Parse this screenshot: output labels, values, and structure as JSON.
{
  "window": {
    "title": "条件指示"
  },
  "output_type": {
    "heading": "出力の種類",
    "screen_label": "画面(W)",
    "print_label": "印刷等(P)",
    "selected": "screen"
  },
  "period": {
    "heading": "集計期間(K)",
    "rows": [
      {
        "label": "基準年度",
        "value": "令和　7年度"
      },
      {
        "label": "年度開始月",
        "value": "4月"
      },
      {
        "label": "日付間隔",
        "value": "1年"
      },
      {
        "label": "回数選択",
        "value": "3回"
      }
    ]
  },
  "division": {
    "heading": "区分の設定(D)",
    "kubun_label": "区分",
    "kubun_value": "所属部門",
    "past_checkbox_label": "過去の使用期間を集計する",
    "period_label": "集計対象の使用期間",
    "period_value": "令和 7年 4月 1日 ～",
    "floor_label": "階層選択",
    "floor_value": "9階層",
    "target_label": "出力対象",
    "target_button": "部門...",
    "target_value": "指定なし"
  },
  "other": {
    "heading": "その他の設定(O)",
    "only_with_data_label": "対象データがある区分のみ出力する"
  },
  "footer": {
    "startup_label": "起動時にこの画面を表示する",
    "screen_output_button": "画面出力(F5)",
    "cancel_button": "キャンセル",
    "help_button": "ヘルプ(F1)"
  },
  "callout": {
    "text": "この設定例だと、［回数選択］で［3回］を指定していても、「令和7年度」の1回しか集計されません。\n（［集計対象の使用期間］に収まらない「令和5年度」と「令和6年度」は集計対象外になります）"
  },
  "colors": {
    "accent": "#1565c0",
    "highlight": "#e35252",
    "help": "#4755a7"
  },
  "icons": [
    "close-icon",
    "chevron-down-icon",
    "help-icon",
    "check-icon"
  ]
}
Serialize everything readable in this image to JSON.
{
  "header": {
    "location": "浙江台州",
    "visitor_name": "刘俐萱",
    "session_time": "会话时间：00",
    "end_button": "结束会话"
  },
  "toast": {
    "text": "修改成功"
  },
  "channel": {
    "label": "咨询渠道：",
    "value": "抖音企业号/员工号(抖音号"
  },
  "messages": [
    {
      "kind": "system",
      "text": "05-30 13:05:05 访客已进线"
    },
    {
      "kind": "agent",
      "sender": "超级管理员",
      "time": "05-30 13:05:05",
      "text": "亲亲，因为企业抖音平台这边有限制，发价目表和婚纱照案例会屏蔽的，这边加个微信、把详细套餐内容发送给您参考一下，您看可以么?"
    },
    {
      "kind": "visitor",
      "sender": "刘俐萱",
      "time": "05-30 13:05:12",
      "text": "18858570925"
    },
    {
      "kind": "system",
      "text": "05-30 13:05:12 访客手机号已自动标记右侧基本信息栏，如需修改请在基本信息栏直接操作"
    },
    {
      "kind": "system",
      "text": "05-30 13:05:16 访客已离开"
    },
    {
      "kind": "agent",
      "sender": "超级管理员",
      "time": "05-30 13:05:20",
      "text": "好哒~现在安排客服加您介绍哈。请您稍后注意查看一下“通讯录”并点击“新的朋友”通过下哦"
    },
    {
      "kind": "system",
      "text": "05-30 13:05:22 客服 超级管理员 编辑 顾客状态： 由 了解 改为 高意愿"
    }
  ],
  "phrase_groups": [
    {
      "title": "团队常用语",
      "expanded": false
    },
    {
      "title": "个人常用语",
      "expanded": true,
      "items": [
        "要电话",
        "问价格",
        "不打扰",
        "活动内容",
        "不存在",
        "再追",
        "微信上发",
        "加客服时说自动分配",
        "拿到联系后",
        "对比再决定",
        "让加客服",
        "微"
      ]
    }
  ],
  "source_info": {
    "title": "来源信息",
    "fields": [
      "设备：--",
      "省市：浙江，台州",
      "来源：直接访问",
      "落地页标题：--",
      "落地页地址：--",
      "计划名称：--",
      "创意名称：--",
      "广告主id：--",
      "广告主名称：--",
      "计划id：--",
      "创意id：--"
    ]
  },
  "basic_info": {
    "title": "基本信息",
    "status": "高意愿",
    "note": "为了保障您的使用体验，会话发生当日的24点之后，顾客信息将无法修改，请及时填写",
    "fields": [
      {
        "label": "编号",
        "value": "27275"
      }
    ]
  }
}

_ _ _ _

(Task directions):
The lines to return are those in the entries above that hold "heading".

(Worked solution):
    "heading": "出力の種類",
    "heading": "集計期間(K)",
    "heading": "区分の設定(D)",
    "heading": "その他の設定(O)",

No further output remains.